Photoshop

  • Custom T-Shirt Designs

    I designed the “We Can Moo It” T shirt for the 2017 Walk To End Alzheimers.

    The shirt company gave me a lot of grief about copyright, despite the image being owned by the National Archives; despite my changing 25% of the main text, and despite a font change in the main headline.

    Legal heads prevailed, and the shirts were a big success.

  • Deep-Zoom Image: The Five Points, 1827

    Five Points (or The Five Points) was a 19th-century neighborhood in Lower Manhattan, New York City. It gained international notoriety as a densely populated, disease-ridden, crime-infested slum that existed for well over 70 years.

    I’d been reading a history book about the Five Points and found a woodcut of a notorious intersection. I cleaned and up-sampled it in Photoshop, and used VIPs to create the image tile pyramid for the OpenSeaDragon library.

    A nice piece of history and art and open-source software.

  • The Corcoran Gallery of Art – Interactive Exhibition Kiosk

    The Corcoran Gallery of Art in Washington DC hired me to build an interactive exhibition kiosk as part of their special exhibition “The American Evolution – A History Through Art“. Displayed prominently in the gallery, this interactive exhibition presented visitors with an educational and entertaining look into 100+ pages from the sketchbooks of German-American master Albert Bierstadt (1830-1902), from which came some of his most famous work.

  • Vietnam Photography

    Journalist Robert Hodierne covered the Vietnam war from the DMZ in the north to the Mekong Delta in the south, from the Central Highlands to the coastal plains, photographing soldiers, sailors, Marines, airmen & civilians caught up in the war.

  • Design, Content Portability & the Information Hierarchy

    There are many ways to say the same thing.
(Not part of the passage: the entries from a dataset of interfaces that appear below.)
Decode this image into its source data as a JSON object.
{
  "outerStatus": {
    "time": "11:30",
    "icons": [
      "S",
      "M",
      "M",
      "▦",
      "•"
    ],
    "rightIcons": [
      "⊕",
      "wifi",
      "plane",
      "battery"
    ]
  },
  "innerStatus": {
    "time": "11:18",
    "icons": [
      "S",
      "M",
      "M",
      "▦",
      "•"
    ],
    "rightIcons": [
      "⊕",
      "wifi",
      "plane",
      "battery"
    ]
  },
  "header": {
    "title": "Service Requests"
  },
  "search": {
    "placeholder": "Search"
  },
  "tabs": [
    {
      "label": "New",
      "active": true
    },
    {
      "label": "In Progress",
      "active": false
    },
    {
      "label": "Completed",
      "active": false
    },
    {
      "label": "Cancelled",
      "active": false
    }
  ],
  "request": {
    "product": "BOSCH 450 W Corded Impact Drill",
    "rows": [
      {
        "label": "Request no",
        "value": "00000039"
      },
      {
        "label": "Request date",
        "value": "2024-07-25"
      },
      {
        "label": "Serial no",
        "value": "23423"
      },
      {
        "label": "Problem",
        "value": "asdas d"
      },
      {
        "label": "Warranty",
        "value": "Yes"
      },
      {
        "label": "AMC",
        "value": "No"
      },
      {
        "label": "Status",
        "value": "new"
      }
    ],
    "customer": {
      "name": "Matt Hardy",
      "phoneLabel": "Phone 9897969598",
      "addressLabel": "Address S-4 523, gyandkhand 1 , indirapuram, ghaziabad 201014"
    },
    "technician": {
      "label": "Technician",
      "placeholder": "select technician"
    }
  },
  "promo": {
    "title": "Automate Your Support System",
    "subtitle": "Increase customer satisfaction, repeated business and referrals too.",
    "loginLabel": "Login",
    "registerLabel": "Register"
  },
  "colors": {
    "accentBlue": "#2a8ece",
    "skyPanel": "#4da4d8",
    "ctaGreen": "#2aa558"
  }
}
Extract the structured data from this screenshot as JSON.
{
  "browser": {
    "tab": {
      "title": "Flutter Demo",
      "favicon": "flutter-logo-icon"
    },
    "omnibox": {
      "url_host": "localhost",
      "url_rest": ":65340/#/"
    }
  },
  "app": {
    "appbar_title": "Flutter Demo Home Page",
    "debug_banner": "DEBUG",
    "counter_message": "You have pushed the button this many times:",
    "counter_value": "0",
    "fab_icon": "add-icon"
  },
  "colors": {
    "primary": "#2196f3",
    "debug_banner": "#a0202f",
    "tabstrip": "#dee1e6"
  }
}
I designed and coded these examples for my students to demonstrate the idea of “portability of content”, to get them thinking about the information hierarchy and simultaneous uses of data in layout design. For each design, there are the same 7 sections in the information hierarchy. The HTML in each of these designs is 100% the same – all that changes is the CSS.

  • Interactive Genealogy Exhibition & Archives

    This is a feature-rich genealogy framework w/interactive family trees; digital maps; galleries; timelines; 8mm home movies; restored 78s; census records; manifests; detailed research, and much more. This high-end secure CMS solution uses the latest and greatest, scales to any size (screen, data-set and audience) and is entertaining and educational.

  • Louise Nevelson Foundation

    Louise Nevelson (1899 – 1988) was an American sculptor known for “her monumental, monochromatic, wooden wall pieces and outdoor sculptures.” I delivered this elegant website for the foundation dedicated to her life and work.

  • The Hawk ‘n’ Dove Restaurant & Bar

    The Hawk ‘n’ Dove Restaurant & Bar was *the* classic dive bar in Washington, DC. Situated for 45 years on Capitol Hill, its charm, vibe and decor were renowned throughout the District and beyond.

  • Print to Web Experiments: Future-Proof Solutions

    A big part of teaching emergent communication (and programming) to college design majors is getting the students comfortable with the new paradigm that virtually all future design will be executed by code. They have to learn basic programming skills at the very least to be competitive. These screenshots are from work I designed and executed for class lectures toward that end: I took print ads, album covers and book covers and reproduced them with HTML5, jQuery and CSS3. Then the students created their own fully-coded versions, recycling dying media into future-proof solutions.